". . . and having done all . . . stand firm." Eph. 6:13


International Women’s Day Exposed for ‘Communist Roots’

March 10, 2023

Dedicating a whole month to commemorate a particular demographic is not rare, according to the U.S. calendar. In February, the spotlight is on black history and the significant role black leaders have played in our country’s past. November is National American Indian Heritage Month. Now, as we reach the midpoint of March, America is marking Women’s History Month, which encourages “the study, observance and celebration of the vital role of women,” with a special focus on International Women’s Day on March 8.

During these designated months, social media platforms, news stations, radio hosts, podcasters, and others encourage people to participate, but it does prompt an important question: What led to these celebrations and who decides which demographics are recognized?

On Thursday, Mary Szoch, director of the Center for Human Dignity at Family Research Council, joined FRC President Tony Perkins on “Washington Watch” to share her reaction to the White House’s decision to honor a biological man who identifies as a woman with the International Woman of Courage Award.

“So honoring a man to celebrate women … what am I missing?” Perkins asked, referring to honoree Alba Rueda, a biological man. To this, Szoch replied that it wasn’t Perkins who was missing something but the Biden administration who was. She added, “In fact, what they’re missing is the knowledge of what is a woman.”

That point was driven home at a hearing in March of 2022 when Ketanji Brown Jackson, President Biden’s Supreme Court nominee, stated that she was unable to define a woman. According to Szoch, this seems to be a leftist trend.

“The Biden administration thinks that if you put on a dress or if you wear high heels or if you put on lipstick, that’s what makes someone a woman,” Szoch said. Yet, she argued. there is much more to a woman than that.

“What makes women different from men is written in our very DNA. Written in our very bodies — in our physical makeup — is a space for another that we are actually physically oriented towards,” she stated.,” she stated. “It is within a woman that another exists and her very body nourishes that other person. So that influences the way that women perceive the world, the way that they do everything, the way that we interact and the way that we view things.”

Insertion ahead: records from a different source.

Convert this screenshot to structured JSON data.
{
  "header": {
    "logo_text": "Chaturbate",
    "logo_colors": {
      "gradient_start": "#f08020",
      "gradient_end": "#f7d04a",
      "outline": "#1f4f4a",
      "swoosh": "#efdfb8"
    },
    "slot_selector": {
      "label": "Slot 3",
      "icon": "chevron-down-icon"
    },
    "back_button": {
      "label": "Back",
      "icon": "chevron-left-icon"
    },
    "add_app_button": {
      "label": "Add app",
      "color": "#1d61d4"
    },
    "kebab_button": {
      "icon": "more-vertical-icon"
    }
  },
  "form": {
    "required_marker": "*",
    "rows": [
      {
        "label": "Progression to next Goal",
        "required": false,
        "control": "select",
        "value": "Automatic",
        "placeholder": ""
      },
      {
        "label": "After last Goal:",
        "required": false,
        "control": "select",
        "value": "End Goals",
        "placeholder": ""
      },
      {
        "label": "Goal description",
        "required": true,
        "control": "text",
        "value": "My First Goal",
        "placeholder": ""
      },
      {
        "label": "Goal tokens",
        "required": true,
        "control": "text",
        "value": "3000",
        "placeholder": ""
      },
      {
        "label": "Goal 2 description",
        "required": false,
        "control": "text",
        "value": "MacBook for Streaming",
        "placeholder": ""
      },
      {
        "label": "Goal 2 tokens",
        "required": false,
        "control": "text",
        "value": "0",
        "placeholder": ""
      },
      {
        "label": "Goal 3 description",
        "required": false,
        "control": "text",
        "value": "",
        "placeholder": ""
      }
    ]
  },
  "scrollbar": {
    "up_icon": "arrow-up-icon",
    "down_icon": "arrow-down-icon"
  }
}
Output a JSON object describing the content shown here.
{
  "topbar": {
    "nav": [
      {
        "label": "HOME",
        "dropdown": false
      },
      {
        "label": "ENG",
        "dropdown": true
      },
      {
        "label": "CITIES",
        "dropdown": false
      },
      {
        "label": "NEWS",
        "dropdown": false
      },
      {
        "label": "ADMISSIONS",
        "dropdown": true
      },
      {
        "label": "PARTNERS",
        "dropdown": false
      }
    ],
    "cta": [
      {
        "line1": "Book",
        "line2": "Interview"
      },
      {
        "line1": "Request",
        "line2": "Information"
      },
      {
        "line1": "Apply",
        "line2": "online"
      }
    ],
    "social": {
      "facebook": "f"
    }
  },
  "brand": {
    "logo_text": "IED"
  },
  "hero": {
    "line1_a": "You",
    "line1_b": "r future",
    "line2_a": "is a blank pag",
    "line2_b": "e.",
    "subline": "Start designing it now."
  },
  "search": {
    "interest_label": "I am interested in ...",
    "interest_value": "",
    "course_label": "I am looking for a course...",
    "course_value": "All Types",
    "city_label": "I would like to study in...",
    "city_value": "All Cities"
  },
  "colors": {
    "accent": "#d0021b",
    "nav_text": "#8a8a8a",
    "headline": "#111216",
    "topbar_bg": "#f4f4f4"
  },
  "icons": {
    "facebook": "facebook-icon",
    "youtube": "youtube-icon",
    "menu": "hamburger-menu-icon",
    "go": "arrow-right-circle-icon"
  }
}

Perkins wasn’t surprised that the International Woman of Courage Award was given to a man, as it is “consistent with the origins of this day.” With the rise of the LGBTQ movement came more tolerance of people who identify as the opposite sex. According to Szoch, labeling a man as “courageous” for identifying as a woman on International Women’s Day can be traced to its “communist roots.”

As Szoch went on to note, Karl Marx, the father of communism, was known to have abused and cheated on his wife, Jenny Marx. She also observed that one of his other known goals along his pursuit of political power was to dismantle the family. In a 2022 article written by Joy Stockbauer,  now a correspondent for The Washington Stand, she expressed the irony of International Women’s Day being founded on Marxist values. “The only aspect of womanhood that communists celebrate is its ability to be exploited,” she wrote. “Communists have repeatedly used female empowerment as a disguise for human rights violations against women.”

In March of 1857, New York City garment and textile workers went on strike over low wages and long workdays. In 1889, the editor of the German Social Democratic party’s women’s newspaper, Clara Zetkin, began laying “the groundwork to eventually establish International Woman’s Day as a Communist holiday.” The concept began to trickle into European and Asian regions and was established as a Communist holiday by Vladimir Lenin.

This newly-created holiday “was a day about women’s ‘equality,’” Szoch noted. “But of course, equality to them didn’t mean that men and women have equal dignity. It meant that men and women are the same and that we should treat them as if they’re interchangeable.”

As Szoch pointed out, the holiday was founded on the idea that there are no fundamental differences between men and women, discounting the unique roles of wife and mother. “We’ve seen time and time again,” she said, “that communist regimes don’t value women, that in fact women are abused by them, that their dignity is disregarded.”

Although our country has fallen prey to the Marxist origins of International Women’s Day and have started honoring biological men instead, Szoch underscored, many are still bravely standing for the dignity of what a true woman is. Former University of Kentucky swimmer-turned-women’s-sports-activist Riley Gaines would have been a great choice, Szoch insisted. 

In the meantime, she said, “What I’ve seen from a lot of women [encountering this radical agenda] is a lot of eye rolls. … [E]very glass ceiling that was shattered, the Biden administration has worked to reinforce with cement.”